Repin’s Museum in Kharkiv Region Presents New Identity

On August 2, the artistic-memorial museum of Illia Repin located in Chuhuiv, Kharkiv region, presented its new visual image.

“Creating it, we strove to give a holistic view of our institution. Currently, all three museum’s departments depicted on the new logo operate separately, in different rooms. For now, the museum staff can only hope these cultural centers will be combined in the renovated historic building of the military settlements’ headquarters,” the museum states on its Facebook page.

“It wasn’t easy to create a new image but Yulia Olomska, a student of the Kharkiv Academy of Design and Arts, in her graduation work helped us consolidate our visions into a coherent whole. Time spent on searching, thinking, experimenting was embodied in creating a logo and corporate identity which we shared with our visitors. Since August, the museum has been recognized in a new way,” noted the museum employees.

“Repin’s Chuhuiv, Repin of Chuhuiv,” the first issue of a collection concerning the study of the interaction of Illia Repin and his homeland was presented at the event. All comers were able to be part of the friendly atmosphere of the occasion with its big speeches, humor, interesting rioters, surprises and relaxed conversations.

Visitors who own the book got an illustrated edition with the image of the unique stock artifacts of the museum which are on display for the first time.

Reference: Illia Repin, a realist painter, was born in Chuguyev, in Kharkov Governorate, Russian Empire (now Chuhuiv, Ukraine, Kharkiv Region) in 1844. The artist managed to meet the challenge of reflecting on painting all the diversity of life around him.
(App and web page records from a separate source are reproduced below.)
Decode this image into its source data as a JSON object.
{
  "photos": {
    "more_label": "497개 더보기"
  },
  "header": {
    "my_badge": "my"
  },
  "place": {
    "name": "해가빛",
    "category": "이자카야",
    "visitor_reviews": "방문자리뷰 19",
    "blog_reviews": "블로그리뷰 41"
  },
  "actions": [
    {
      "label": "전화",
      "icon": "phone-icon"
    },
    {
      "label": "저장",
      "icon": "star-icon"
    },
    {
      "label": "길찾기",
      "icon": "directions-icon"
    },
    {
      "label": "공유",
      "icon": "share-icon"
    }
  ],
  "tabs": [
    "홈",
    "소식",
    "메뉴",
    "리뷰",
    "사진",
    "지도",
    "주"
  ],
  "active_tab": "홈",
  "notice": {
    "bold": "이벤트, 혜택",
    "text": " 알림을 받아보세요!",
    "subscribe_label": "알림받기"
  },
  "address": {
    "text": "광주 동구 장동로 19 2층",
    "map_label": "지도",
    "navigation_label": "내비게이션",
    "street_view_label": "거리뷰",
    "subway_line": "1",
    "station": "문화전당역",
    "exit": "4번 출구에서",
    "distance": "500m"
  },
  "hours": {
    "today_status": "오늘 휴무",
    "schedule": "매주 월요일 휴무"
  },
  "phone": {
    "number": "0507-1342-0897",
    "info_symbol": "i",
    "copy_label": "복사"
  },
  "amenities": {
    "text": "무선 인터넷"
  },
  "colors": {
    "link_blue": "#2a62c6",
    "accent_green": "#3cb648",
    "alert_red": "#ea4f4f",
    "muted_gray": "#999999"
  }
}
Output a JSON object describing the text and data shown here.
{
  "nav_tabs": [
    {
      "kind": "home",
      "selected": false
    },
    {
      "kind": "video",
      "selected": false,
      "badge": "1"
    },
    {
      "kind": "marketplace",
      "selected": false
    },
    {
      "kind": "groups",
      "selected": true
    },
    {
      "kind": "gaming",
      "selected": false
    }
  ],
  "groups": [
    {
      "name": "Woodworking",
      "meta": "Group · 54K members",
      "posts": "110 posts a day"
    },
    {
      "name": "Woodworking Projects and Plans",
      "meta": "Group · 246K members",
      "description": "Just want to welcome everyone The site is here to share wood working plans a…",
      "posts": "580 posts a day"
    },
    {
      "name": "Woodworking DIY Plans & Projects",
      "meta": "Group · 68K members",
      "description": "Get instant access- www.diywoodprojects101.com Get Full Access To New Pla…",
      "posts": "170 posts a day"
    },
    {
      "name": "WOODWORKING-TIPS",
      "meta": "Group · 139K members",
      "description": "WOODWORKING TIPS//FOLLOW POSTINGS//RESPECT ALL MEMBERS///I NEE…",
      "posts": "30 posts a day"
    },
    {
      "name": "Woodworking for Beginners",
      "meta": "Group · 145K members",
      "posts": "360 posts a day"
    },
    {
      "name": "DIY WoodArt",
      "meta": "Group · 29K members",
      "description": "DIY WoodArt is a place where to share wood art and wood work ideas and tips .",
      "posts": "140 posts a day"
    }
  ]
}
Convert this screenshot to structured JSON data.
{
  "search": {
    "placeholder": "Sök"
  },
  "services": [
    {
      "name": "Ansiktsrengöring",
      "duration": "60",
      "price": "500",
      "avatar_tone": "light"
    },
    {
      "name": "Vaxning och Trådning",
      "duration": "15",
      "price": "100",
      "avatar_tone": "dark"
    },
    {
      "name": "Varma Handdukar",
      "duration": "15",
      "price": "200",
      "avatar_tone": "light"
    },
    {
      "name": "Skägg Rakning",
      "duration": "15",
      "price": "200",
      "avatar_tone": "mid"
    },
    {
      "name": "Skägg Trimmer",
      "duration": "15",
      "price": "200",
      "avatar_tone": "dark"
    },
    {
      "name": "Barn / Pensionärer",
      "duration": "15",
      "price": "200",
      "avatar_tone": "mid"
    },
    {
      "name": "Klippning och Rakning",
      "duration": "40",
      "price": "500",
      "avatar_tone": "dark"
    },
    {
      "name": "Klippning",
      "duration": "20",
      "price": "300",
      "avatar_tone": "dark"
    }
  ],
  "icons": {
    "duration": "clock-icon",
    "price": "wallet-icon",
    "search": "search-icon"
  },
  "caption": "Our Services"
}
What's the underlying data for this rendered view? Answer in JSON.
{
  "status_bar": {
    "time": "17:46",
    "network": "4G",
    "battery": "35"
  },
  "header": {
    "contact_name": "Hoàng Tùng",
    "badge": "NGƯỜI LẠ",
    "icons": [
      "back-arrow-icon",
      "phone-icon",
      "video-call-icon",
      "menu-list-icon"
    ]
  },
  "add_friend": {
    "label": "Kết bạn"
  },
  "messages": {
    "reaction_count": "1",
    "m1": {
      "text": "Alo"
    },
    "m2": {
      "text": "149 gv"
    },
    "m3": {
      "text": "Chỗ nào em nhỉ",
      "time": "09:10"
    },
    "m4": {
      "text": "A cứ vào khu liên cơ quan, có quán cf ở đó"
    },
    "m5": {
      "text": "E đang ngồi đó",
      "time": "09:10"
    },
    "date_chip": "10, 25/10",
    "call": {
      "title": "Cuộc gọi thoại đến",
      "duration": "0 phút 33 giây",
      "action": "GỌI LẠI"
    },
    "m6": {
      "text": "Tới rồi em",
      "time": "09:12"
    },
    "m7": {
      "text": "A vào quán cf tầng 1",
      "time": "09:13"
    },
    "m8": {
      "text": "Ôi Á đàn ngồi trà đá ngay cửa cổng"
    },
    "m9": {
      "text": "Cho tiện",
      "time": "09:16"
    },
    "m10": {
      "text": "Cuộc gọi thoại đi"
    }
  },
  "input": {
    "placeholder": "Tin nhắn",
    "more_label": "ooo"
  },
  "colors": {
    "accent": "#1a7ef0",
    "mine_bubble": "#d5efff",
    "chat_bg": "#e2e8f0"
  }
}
In his work, he was able to cover all aspects of modernity, touch upon the topics that society cared about. Repin’s artistic language was characterized by plasticity, he was influenced by various stylistic trends from the Spaniards and Dutch of the XVII century to modern French Impressionists.

Text: Natalia Ivanova

Photo: Repin’s Museum